| WHAT NEEDS TO BE DONE |
Examine every line of the listing below. Count those containing "上证指数" and state only the result.

| RECORDED INFORMATION |
-------------------------

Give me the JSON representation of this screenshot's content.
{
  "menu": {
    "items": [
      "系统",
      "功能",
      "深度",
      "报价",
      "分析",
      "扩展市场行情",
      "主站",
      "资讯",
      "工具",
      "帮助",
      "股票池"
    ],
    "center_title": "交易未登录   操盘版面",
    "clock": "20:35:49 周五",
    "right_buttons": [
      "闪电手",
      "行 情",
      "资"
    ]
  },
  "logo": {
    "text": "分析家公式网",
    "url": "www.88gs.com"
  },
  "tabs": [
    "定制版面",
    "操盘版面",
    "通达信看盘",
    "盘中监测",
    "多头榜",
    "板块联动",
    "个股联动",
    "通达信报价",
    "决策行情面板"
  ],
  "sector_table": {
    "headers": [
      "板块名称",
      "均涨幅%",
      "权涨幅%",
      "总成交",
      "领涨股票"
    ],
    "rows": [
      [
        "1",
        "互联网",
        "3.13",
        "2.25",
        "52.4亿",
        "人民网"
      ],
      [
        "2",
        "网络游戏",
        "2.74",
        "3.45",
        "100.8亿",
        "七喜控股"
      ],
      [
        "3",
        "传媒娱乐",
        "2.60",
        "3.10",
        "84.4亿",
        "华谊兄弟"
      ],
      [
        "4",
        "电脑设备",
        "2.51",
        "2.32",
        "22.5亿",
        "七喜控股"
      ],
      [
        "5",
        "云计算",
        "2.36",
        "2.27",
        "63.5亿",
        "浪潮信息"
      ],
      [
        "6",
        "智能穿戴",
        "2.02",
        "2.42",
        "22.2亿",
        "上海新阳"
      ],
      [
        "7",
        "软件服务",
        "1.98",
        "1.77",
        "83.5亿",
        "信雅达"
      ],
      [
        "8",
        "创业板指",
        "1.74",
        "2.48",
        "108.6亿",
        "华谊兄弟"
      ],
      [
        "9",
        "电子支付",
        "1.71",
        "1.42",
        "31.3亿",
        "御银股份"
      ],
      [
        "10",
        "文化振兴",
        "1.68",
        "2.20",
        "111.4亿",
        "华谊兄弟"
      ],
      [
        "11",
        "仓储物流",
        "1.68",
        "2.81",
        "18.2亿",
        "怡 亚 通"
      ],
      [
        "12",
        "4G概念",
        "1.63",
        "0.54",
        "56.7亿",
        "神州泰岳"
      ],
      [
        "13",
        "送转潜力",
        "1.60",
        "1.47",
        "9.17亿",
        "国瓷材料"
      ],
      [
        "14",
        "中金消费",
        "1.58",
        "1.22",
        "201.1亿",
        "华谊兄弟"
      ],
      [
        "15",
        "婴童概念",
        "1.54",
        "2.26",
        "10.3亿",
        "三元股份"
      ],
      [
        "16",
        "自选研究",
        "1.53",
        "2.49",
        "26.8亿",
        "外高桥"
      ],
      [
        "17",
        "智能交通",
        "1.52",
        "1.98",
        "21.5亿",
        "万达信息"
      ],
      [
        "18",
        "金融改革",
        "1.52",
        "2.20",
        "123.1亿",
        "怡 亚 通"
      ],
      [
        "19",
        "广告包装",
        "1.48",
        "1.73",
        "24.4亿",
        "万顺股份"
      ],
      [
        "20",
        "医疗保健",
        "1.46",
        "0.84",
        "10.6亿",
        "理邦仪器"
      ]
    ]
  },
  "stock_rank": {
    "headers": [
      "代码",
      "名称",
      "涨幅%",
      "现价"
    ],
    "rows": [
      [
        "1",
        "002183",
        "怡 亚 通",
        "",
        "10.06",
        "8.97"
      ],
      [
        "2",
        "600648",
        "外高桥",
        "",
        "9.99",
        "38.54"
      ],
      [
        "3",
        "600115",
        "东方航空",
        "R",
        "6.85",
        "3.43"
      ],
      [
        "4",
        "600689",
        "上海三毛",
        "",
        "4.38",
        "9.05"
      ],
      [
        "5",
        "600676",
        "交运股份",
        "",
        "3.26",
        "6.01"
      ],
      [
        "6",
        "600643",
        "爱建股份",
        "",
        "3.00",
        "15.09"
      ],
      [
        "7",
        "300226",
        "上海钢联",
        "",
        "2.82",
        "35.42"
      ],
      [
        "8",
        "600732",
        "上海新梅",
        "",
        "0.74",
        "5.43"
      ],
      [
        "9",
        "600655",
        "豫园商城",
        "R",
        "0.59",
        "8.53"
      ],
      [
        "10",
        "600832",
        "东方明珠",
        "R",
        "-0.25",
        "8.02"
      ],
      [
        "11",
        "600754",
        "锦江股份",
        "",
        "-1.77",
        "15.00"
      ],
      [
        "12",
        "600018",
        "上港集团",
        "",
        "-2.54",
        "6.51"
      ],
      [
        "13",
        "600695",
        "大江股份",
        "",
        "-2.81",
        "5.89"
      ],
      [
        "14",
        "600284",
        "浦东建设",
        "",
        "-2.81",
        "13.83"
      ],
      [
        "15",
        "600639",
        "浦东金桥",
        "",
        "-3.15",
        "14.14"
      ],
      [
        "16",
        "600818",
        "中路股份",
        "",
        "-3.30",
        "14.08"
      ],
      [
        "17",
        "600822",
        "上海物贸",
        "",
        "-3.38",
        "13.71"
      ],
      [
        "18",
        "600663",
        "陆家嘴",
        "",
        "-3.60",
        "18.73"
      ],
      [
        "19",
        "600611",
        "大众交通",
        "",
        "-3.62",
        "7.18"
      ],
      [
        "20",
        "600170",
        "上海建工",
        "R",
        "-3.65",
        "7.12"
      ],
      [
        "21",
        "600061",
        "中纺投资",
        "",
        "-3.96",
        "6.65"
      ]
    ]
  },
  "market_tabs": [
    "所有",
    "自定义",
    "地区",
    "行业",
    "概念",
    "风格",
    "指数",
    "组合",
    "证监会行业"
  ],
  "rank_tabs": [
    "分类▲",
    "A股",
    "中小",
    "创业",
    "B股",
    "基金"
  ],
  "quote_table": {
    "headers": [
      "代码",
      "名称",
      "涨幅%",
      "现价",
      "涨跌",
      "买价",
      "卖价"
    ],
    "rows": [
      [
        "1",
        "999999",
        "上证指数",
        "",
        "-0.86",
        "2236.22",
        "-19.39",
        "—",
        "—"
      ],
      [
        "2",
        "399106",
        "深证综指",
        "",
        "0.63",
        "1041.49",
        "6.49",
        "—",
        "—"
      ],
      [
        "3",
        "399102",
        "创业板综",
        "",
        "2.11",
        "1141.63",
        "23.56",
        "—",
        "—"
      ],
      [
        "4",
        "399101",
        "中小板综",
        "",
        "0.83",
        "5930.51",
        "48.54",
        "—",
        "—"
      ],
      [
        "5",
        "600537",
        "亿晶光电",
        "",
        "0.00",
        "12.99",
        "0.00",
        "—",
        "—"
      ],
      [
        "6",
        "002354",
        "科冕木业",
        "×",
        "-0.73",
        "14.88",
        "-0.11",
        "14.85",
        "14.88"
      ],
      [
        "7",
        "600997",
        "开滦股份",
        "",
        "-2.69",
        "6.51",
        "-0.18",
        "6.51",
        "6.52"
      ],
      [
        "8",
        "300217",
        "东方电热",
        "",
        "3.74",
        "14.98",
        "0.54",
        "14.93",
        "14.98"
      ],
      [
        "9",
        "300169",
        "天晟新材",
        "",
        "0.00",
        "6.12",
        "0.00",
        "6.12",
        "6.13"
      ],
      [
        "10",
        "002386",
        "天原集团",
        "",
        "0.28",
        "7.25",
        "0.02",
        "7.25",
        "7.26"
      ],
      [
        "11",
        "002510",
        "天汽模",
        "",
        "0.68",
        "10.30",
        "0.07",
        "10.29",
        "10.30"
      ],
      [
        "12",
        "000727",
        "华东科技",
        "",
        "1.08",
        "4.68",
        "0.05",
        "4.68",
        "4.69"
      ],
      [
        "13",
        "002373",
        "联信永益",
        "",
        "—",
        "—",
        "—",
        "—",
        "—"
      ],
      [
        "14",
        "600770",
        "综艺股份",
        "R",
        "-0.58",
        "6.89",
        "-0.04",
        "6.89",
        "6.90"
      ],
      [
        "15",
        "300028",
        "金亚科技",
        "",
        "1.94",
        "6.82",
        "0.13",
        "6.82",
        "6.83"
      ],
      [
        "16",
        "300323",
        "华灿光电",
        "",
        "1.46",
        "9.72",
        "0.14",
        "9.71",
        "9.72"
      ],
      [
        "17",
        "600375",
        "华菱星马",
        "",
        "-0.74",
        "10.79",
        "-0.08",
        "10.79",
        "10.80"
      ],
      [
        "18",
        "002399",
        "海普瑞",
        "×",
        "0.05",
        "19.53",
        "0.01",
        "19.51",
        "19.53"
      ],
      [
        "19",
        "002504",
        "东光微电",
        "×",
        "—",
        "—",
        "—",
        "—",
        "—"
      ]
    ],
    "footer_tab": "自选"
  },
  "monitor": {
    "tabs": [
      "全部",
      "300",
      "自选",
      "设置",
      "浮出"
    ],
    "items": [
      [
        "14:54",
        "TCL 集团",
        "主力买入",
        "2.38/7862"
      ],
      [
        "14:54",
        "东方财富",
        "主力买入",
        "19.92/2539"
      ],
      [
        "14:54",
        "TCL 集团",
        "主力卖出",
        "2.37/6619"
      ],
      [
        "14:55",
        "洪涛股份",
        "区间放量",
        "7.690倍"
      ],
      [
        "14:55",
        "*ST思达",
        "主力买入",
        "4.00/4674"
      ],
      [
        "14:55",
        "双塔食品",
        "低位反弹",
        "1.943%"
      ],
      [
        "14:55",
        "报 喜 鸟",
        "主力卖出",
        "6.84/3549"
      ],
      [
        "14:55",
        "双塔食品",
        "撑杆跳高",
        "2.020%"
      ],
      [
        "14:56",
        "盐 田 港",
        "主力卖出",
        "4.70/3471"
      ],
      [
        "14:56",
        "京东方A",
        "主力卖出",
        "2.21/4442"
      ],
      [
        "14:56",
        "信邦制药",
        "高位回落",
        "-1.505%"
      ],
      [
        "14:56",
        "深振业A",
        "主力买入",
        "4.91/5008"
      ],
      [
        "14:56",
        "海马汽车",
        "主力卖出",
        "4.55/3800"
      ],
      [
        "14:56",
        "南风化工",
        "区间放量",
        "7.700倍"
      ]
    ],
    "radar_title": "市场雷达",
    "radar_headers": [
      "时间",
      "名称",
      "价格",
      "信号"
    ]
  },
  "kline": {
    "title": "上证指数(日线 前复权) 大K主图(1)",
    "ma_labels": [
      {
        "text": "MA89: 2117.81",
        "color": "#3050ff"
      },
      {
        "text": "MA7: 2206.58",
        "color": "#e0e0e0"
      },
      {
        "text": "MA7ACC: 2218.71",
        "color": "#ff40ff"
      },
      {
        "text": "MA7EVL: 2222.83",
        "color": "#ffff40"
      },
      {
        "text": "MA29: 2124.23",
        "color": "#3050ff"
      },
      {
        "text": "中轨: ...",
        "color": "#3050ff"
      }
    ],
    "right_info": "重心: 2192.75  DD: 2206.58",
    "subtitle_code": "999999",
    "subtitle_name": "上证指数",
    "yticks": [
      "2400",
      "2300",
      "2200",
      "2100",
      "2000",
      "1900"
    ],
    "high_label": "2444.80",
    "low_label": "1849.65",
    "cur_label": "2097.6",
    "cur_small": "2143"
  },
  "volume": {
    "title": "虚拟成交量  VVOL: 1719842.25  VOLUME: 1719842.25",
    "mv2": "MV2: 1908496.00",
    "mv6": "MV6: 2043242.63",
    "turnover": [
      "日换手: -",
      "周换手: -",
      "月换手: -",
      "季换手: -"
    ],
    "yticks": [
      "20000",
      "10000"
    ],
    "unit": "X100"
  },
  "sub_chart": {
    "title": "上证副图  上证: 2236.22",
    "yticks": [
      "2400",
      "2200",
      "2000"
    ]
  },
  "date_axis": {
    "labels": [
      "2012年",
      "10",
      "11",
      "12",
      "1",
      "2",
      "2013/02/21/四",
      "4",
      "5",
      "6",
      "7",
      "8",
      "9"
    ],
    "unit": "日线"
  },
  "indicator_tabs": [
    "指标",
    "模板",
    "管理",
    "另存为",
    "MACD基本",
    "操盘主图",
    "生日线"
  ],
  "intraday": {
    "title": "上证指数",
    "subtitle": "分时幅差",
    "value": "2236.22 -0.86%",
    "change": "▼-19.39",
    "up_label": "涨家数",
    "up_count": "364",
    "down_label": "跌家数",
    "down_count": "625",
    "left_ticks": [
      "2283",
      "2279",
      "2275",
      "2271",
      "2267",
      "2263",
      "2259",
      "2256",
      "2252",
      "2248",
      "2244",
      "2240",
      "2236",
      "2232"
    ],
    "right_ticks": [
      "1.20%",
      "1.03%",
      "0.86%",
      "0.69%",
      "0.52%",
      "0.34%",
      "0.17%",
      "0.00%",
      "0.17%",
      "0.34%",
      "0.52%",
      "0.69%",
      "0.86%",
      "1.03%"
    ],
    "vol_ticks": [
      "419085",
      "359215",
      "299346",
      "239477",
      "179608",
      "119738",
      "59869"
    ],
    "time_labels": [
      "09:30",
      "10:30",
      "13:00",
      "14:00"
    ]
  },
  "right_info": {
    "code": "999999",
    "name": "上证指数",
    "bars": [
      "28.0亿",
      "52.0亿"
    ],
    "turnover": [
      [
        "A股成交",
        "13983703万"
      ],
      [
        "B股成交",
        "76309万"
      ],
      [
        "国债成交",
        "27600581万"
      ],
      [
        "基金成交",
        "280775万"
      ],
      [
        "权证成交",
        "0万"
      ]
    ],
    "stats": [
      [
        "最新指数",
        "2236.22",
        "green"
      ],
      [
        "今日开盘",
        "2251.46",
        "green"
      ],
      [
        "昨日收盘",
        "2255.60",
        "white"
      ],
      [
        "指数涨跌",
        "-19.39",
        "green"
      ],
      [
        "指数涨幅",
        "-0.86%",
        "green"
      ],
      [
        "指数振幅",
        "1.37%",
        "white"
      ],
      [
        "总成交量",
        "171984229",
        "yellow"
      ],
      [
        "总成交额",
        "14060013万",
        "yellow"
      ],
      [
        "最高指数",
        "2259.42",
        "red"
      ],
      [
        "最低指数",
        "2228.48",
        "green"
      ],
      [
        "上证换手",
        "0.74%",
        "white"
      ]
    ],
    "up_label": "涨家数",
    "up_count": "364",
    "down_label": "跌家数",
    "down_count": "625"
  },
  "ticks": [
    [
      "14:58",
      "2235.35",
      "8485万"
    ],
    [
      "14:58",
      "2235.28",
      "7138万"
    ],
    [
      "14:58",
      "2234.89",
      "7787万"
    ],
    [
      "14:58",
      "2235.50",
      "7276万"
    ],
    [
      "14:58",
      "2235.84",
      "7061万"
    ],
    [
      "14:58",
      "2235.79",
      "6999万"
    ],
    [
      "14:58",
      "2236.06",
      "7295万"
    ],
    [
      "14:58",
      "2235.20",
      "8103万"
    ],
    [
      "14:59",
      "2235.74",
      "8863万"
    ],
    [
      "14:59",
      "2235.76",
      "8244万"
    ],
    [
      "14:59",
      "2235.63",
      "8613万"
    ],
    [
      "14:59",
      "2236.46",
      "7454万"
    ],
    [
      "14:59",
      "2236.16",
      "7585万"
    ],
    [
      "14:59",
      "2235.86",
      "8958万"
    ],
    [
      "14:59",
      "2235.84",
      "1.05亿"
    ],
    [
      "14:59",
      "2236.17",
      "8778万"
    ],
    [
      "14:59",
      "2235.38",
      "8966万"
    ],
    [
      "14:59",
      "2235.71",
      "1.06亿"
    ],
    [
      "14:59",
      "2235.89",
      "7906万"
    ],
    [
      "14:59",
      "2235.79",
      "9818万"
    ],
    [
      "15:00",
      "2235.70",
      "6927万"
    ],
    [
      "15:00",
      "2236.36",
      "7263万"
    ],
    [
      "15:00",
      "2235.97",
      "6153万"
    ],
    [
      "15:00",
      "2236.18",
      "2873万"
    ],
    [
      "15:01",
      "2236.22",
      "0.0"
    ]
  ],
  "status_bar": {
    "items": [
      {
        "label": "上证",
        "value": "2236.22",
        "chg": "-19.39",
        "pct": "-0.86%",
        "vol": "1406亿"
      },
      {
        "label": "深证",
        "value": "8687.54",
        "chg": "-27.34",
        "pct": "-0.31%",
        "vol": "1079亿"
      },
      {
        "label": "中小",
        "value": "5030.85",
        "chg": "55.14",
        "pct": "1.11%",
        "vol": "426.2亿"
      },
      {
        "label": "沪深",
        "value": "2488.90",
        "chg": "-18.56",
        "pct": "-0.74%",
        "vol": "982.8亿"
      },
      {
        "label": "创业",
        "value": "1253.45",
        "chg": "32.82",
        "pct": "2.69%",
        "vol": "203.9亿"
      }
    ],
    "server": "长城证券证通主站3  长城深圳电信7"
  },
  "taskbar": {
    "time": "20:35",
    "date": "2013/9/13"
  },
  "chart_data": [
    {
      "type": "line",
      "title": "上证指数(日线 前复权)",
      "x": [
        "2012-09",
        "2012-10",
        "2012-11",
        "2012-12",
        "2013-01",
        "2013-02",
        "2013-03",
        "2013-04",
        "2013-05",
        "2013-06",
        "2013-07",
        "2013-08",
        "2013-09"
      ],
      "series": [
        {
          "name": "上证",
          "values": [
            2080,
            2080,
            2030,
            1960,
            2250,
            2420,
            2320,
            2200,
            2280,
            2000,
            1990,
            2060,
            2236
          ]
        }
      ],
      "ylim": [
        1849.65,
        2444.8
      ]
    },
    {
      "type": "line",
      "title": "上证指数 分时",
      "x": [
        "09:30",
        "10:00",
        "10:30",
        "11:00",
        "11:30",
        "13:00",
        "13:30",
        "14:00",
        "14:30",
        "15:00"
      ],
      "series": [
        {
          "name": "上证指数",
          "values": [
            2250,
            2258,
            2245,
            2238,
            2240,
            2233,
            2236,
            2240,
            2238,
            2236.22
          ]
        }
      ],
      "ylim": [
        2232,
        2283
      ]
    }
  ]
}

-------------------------

| THE ANSWER |
8